You’ve talked about Sister Act being an inspiration for you to become a Christian, how do you feel about representations of faith, and Christianity in particular, in popular culture?

I think representation of faith in popular culture is important as it speaks to so many people from such backgrounds. Even if you are not overly religious or dogmatic, faith can still play a role in your life. In the last few years, we have seen a fantastic representation of Christianity. I think of the poignantly Christian message of forgiveness seen in Philomena, which starred the fantastic Judi Dench. I think of Call the Midwife and even Dark Money. However, I do not see enough representation of Hindu faith and I think that is something creatives need to explore.

I know that, like me, you’re a big fan of the work that the Student Christian Movement does. Yet, the predominant Christian presence on university campuses is in the form of Christian Unions. Is this an issue? If so, what can we do about it?

I’m a great believer in the broad church and how we can all learn from each other’s respective traditions and disciplines. My issue with the Christian Union is that it is not always a ‘Union’. While some Unions are great, others are simply fundamentalism in disguise. I’ve seen Christian Unions that have been more cultlike than Christlike. Instead of being genuinely open-minded, sometimes the Christian Union serves to brainwash people and deliberately censor the breadth and depth of theological discussion from its young members. They’ll encourage people to ask questions but only ever indoctrinate them with their highly selective answers. Going to University can be a very daunting process and young people can be vulnerable, in dire need of a community. It is deeply irresponsible for Unions to exploit that.

I find it interesting that the Student Christian Movement and Christian Union both originated from Oxford University at roughly similar times. Nowadays, many rightly reject the blind dogmatism, patriarchy and latent homophobia of evangelical Unions. The Student Christian Movement can help ostracised and disillusioned Christians find their own community in light of this.

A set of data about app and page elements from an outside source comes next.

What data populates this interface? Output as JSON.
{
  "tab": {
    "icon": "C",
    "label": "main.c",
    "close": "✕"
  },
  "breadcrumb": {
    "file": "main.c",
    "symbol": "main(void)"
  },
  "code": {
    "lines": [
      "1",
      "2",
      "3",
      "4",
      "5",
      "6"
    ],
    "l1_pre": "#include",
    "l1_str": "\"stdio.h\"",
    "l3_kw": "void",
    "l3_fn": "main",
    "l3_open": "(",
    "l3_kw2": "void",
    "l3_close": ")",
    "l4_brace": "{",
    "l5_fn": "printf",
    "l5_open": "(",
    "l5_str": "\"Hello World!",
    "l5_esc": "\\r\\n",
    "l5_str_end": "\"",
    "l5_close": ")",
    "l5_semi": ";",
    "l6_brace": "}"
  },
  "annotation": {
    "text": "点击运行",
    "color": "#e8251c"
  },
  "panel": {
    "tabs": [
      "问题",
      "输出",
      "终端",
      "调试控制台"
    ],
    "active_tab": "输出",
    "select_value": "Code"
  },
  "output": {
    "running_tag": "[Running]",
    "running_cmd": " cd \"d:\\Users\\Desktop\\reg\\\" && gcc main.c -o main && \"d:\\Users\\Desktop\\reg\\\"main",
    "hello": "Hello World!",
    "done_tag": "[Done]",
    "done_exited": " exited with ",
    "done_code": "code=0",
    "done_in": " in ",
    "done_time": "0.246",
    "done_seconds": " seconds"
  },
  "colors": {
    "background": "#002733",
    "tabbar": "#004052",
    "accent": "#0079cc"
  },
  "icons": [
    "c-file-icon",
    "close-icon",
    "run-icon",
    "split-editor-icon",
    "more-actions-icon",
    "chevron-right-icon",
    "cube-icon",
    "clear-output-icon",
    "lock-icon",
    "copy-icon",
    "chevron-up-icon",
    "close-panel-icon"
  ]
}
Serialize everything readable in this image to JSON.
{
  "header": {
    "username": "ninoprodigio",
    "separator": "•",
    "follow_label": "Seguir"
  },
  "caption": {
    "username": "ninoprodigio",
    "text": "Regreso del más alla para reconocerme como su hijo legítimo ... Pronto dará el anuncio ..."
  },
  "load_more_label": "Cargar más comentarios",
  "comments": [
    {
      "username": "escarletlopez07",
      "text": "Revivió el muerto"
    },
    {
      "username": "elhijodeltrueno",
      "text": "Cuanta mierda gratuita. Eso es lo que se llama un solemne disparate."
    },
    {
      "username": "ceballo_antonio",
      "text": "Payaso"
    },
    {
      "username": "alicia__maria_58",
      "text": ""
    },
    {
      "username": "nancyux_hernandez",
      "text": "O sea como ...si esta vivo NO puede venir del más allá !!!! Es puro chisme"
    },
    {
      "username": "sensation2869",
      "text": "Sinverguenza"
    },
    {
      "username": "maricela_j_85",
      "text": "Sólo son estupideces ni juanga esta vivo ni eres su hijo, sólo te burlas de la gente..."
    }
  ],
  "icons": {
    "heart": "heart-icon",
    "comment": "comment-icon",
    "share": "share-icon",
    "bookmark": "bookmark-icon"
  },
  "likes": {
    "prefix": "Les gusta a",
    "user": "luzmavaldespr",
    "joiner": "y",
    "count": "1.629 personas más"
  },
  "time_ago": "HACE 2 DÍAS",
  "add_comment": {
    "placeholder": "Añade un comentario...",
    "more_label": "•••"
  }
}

Finally, I’d like to ask you about mental health and faith. As I mentioned at the beginning, you are the founder of ItMatters UK, a national non-profit organisation run by young people, using the creative media to change society’s approach to mental health. Could you tell me what impact, if any, having a faith has had on your mental health? And, do you think that religions in a general sense should be doing more to address the global mental health crisis?

When you’re struggling with your mental health, please remember that you have not abandoned God for not ‘feeling’ the right way. God isn’t a mere emotion. I think many people are beginning to realise how mental health should be on a par with physical health. In the same way, we wouldn’t just say ‘prayer’ will cure a bleeding wound, we should realise that faith is not always a cure for mental health issues. Prayer is for healing, in my view, as opposed to curing.

Religions should do more to address the global mental health crisis, but perhaps they should first look at themselves. We must all ask ourselves whether our religious societies have been complicit in spiritual abuse. We must ask ourselves whether theologies preached in our respective societies have been deeply corrosive to the least of our brothers’ and sisters’ mental health (e.g. non-affirming theology). And then we must repent and love better. That is how religion can address the global mental health crisis.

At a time when the world can feel so atomised and lonely, the communal aspects of religion and its contemplation can do a tremendous amount of good.